Component data from apps and pages:
---------------

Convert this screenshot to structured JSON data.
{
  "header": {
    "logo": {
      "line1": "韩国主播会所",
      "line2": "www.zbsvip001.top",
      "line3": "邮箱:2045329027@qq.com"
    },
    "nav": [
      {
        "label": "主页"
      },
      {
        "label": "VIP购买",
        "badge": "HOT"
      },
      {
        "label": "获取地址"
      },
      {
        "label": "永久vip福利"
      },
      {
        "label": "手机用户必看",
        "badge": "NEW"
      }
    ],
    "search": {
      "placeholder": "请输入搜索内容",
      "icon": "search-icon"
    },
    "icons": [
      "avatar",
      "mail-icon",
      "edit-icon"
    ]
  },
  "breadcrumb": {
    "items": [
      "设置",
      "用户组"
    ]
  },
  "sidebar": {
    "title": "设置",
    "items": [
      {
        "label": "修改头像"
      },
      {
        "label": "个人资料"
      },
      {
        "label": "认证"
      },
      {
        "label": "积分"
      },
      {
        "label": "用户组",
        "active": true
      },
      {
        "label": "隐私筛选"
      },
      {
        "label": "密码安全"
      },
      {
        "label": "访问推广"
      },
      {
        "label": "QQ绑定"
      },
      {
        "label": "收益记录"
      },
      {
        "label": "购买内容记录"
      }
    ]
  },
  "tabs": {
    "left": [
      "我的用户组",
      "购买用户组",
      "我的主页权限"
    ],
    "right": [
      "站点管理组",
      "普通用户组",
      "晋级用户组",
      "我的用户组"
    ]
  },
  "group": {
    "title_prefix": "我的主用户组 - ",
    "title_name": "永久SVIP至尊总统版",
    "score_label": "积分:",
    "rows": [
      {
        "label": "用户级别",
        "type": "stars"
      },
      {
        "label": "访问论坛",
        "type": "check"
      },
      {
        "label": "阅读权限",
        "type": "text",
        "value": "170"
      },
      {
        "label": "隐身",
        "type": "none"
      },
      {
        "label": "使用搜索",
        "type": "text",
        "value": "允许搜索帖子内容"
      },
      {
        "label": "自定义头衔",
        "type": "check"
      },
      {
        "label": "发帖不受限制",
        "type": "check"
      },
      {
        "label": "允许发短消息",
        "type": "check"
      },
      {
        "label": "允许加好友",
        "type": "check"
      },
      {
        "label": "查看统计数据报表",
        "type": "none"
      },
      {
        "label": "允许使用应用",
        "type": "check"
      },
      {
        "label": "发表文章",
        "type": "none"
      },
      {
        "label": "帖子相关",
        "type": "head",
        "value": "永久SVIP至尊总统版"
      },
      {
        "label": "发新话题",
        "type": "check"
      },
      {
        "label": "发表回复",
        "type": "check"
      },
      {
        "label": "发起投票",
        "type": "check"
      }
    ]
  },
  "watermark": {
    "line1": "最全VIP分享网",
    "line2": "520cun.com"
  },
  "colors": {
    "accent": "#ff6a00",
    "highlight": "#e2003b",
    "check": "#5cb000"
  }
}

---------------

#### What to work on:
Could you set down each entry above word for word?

#### Response below:
Convert this screenshot to structured JSON data.
{
  "header": {
    "logo": {
      "line1": "韩国主播会所",
      "line2": "www.zbsvip001.top",
      "line3": "邮箱:2045329027@qq.com"
    },
    "nav": [
      {
        "label": "主页"
      },
      {
        "label": "VIP购买",
        "badge": "HOT"
      },
      {
        "label": "获取地址"
      },
      {
        "label": "永久vip福利"
      },
      {
        "label": "手机用户必看",
        "badge": "NEW"
      }
    ],
    "search": {
      "placeholder": "请输入搜索内容",
      "icon": "search-icon"
    },
    "icons": [
      "avatar",
      "mail-icon",
      "edit-icon"
    ]
  },
  "breadcrumb": {
    "items": [
      "设置",
      "用户组"
    ]
  },
  "sidebar": {
    "title": "设置",
    "items": [
      {
        "label": "修改头像"
      },
      {
        "label": "个人资料"
      },
      {
        "label": "认证"
      },
      {
        "label": "积分"
      },
      {
        "label": "用户组",
        "active": true
      },
      {
        "label": "隐私筛选"
      },
      {
        "label": "密码安全"
      },
      {
        "label": "访问推广"
      },
      {
        "label": "QQ绑定"
      },
      {
        "label": "收益记录"
      },
      {
        "label": "购买内容记录"
      }
    ]
  },
  "tabs": {
    "left": [
      "我的用户组",
      "购买用户组",
      "我的主页权限"
    ],
    "right": [
      "站点管理组",
      "普通用户组",
      "晋级用户组",
      "我的用户组"
    ]
  },
  "group": {
    "title_prefix": "我的主用户组 - ",
    "title_name": "永久SVIP至尊总统版",
    "score_label": "积分:",
    "rows": [
      {
        "label": "用户级别",
        "type": "stars"
      },
      {
        "label": "访问论坛",
        "type": "check"
      },
      {
        "label": "阅读权限",
        "type": "text",
        "value": "170"
      },
      {
        "label": "隐身",
        "type": "none"
      },
      {
        "label": "使用搜索",
        "type": "text",
        "value": "允许搜索帖子内容"
      },
      {
        "label": "自定义头衔",
        "type": "check"
      },
      {
        "label": "发帖不受限制",
        "type": "check"
      },
      {
        "label": "允许发短消息",
        "type": "check"
      },
      {
        "label": "允许加好友",
        "type": "check"
      },
      {
        "label": "查看统计数据报表",
        "type": "none"
      },
      {
        "label": "允许使用应用",
        "type": "check"
      },
      {
        "label": "发表文章",
        "type": "none"
      },
      {
        "label": "帖子相关",
        "type": "head",
        "value": "永久SVIP至尊总统版"
      },
      {
        "label": "发新话题",
        "type": "check"
      },
      {
        "label": "发表回复",
        "type": "check"
      },
      {
        "label": "发起投票",
        "type": "check"
      }
    ]
  },
  "watermark": {
    "line1": "最全VIP分享网",
    "line2": "520cun.com"
  },
  "colors": {
    "accent": "#ff6a00",
    "highlight": "#e2003b",
    "check": "#5cb000"
  }
}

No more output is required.